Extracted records
—————

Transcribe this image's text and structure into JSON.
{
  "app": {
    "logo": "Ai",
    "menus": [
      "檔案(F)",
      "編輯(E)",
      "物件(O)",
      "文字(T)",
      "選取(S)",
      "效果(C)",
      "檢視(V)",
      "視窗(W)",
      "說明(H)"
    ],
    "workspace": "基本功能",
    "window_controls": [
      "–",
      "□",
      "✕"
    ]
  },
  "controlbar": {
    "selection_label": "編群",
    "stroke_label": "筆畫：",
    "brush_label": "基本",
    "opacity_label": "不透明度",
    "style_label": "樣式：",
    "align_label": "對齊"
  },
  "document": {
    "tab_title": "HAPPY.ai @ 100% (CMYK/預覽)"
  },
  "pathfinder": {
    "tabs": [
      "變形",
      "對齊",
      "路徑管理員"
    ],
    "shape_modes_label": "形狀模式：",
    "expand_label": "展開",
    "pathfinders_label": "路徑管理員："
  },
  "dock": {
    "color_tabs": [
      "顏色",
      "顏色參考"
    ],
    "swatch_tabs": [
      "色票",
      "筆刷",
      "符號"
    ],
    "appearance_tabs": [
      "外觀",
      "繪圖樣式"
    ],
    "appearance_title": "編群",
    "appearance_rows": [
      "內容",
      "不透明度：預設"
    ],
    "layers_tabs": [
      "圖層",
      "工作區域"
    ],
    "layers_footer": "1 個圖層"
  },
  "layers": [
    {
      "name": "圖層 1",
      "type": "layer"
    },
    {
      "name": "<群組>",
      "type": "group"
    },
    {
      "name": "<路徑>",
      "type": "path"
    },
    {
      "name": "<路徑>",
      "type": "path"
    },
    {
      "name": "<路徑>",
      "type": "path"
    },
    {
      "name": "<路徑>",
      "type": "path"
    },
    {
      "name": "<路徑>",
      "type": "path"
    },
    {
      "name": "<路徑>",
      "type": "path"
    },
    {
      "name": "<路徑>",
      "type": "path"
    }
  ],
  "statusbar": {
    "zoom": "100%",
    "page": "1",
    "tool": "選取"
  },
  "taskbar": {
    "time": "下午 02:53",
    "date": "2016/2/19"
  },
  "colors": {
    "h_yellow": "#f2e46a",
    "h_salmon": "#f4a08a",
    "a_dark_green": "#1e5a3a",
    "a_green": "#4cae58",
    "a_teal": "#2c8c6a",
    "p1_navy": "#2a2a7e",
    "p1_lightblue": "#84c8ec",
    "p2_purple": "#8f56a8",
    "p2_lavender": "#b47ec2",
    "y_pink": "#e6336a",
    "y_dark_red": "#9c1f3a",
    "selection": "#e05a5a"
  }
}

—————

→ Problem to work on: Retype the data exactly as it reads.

→ Final answer:
Transcribe this image's text and structure into JSON.
{
  "app": {
    "logo": "Ai",
    "menus": [
      "檔案(F)",
      "編輯(E)",
      "物件(O)",
      "文字(T)",
      "選取(S)",
      "效果(C)",
      "檢視(V)",
      "視窗(W)",
      "說明(H)"
    ],
    "workspace": "基本功能",
    "window_controls": [
      "–",
      "□",
      "✕"
    ]
  },
  "controlbar": {
    "selection_label": "編群",
    "stroke_label": "筆畫：",
    "brush_label": "基本",
    "opacity_label": "不透明度",
    "style_label": "樣式：",
    "align_label": "對齊"
  },
  "document": {
    "tab_title": "HAPPY.ai @ 100% (CMYK/預覽)"
  },
  "pathfinder": {
    "tabs": [
      "變形",
      "對齊",
      "路徑管理員"
    ],
    "shape_modes_label": "形狀模式：",
    "expand_label": "展開",
    "pathfinders_label": "路徑管理員："
  },
  "dock": {
    "color_tabs": [
      "顏色",
      "顏色參考"
    ],
    "swatch_tabs": [
      "色票",
      "筆刷",
      "符號"
    ],
    "appearance_tabs": [
      "外觀",
      "繪圖樣式"
    ],
    "appearance_title": "編群",
    "appearance_rows": [
      "內容",
      "不透明度：預設"
    ],
    "layers_tabs": [
      "圖層",
      "工作區域"
    ],
    "layers_footer": "1 個圖層"
  },
  "layers": [
    {
      "name": "圖層 1",
      "type": "layer"
    },
    {
      "name": "<群組>",
      "type": "group"
    },
    {
      "name": "<路徑>",
      "type": "path"
    },
    {
      "name": "<路徑>",
      "type": "path"
    },
    {
      "name": "<路徑>",
      "type": "path"
    },
    {
      "name": "<路徑>",
      "type": "path"
    },
    {
      "name": "<路徑>",
      "type": "path"
    },
    {
      "name": "<路徑>",
      "type": "path"
    },
    {
      "name": "<路徑>",
      "type": "path"
    }
  ],
  "statusbar": {
    "zoom": "100%",
    "page": "1",
    "tool": "選取"
  },
  "taskbar": {
    "time": "下午 02:53",
    "date": "2016/2/19"
  },
  "colors": {
    "h_yellow": "#f2e46a",
    "h_salmon": "#f4a08a",
    "a_dark_green": "#1e5a3a",
    "a_green": "#4cae58",
    "a_teal": "#2c8c6a",
    "p1_navy": "#2a2a7e",
    "p1_lightblue": "#84c8ec",
    "p2_purple": "#8f56a8",
    "p2_lavender": "#b47ec2",
    "y_pink": "#e6336a",
    "y_dark_red": "#9c1f3a",
    "selection": "#e05a5a"
  }
}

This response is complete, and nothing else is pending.